Dewar says the arts define “who we are as a country” and promises that his party would reverse the cuts.

Bélanger, the vice-chair of the Canadian Heritage committee, says that his party would not only reverse this last round of cuts, but would also reverse cuts made in 2006 to funding that allowed Canadian embassies to showcase Canadian arts and culture abroad, and promised to double the funding to the Canada Council.

He points out that in the 2006 election, the Conservatives said that they would match the Liberal promise to double said funding, and that funding never materialised.

Bélanger also raises the alarm on an issue that has seen little play in the media — that the Canadian Revenue Agency has announced new regulations that would deny groups the ability to issue tax receipts for donations “if the donations are used for something that is contrary to public policy.”

“I’m very worried that this is indeed another way by the backdoor of either censorship or major advocacy chill, which this government has been very good at,” Bélanger says.

That the regulations employ “very similar language if not the exact same [as C-10],” is an issue of “very grave concern.”

The event attracted not only members of the city’s arts community, but also other concerned citizens including Bruce House executive director Jay Koornstra.

“I thought it was very important to support this,” Koornstra says. “Culture is really important. The artists here, at National Arts Centre and other artists have been very kind to Bruce House and support us by offering us tickets to go to shows and plays and musical things that normally our clients couldn’t afford to go to.”

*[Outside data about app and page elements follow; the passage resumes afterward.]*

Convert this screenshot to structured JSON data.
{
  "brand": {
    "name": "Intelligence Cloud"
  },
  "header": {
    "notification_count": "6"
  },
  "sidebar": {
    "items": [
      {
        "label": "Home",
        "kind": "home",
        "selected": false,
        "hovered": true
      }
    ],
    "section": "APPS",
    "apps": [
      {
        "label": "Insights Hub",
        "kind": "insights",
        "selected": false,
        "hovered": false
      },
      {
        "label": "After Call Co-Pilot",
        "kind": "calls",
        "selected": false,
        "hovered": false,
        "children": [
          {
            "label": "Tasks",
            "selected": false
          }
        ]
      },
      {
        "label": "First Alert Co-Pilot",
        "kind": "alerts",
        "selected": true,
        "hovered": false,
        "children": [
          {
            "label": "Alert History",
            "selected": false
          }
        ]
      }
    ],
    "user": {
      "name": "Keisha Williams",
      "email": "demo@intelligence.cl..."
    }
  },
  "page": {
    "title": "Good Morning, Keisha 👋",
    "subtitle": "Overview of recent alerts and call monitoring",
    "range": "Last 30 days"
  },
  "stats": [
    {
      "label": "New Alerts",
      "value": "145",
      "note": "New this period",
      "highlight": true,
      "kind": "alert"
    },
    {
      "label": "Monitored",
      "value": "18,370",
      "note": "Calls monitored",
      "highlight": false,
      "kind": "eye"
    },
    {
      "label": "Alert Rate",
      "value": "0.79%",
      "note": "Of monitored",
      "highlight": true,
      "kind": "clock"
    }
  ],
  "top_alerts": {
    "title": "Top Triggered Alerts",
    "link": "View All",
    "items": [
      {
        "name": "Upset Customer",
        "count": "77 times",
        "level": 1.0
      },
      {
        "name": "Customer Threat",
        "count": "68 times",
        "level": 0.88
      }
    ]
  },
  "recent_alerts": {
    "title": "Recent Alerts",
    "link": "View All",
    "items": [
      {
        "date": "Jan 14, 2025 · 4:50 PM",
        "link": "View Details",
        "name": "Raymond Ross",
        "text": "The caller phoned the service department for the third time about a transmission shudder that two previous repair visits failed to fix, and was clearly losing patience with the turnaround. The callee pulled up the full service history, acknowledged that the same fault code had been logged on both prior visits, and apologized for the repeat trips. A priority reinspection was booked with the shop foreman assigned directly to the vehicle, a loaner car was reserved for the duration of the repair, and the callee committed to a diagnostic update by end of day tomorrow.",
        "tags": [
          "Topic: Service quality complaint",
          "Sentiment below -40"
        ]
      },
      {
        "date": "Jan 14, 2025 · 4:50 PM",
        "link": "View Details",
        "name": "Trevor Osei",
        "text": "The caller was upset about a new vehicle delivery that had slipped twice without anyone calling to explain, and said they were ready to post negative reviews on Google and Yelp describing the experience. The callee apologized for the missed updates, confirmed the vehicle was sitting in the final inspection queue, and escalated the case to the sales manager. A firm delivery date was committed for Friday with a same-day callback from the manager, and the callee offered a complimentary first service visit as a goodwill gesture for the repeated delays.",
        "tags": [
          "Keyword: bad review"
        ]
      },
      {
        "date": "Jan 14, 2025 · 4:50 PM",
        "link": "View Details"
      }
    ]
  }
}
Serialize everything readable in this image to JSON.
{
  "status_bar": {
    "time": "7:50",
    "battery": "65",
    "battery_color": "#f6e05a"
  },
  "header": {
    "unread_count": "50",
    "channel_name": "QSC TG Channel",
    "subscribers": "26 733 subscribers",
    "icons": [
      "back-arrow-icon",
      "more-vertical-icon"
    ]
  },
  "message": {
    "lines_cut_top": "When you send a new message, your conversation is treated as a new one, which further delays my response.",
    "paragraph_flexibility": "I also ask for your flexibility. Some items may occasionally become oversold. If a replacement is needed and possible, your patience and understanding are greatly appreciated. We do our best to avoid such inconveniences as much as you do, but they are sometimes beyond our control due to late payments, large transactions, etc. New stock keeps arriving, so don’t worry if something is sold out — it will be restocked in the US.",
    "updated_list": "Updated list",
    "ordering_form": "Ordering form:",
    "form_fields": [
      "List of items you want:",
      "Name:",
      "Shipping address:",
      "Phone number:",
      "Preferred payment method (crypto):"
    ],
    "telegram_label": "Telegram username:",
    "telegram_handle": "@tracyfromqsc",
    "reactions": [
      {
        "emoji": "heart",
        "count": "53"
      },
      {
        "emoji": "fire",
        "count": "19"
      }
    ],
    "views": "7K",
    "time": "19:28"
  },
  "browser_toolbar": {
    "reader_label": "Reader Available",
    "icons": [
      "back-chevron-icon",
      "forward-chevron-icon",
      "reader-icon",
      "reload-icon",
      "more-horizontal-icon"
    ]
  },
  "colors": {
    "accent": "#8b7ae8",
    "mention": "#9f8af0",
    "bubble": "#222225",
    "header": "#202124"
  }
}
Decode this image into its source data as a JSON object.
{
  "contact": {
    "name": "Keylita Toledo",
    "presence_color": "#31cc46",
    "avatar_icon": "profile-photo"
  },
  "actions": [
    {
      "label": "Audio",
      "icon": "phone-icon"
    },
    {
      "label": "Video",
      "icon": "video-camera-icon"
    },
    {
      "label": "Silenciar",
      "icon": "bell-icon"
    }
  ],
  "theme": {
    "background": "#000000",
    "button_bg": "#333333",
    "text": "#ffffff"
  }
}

“But I also maintain that culture is an important part of health and wellness for all of us.”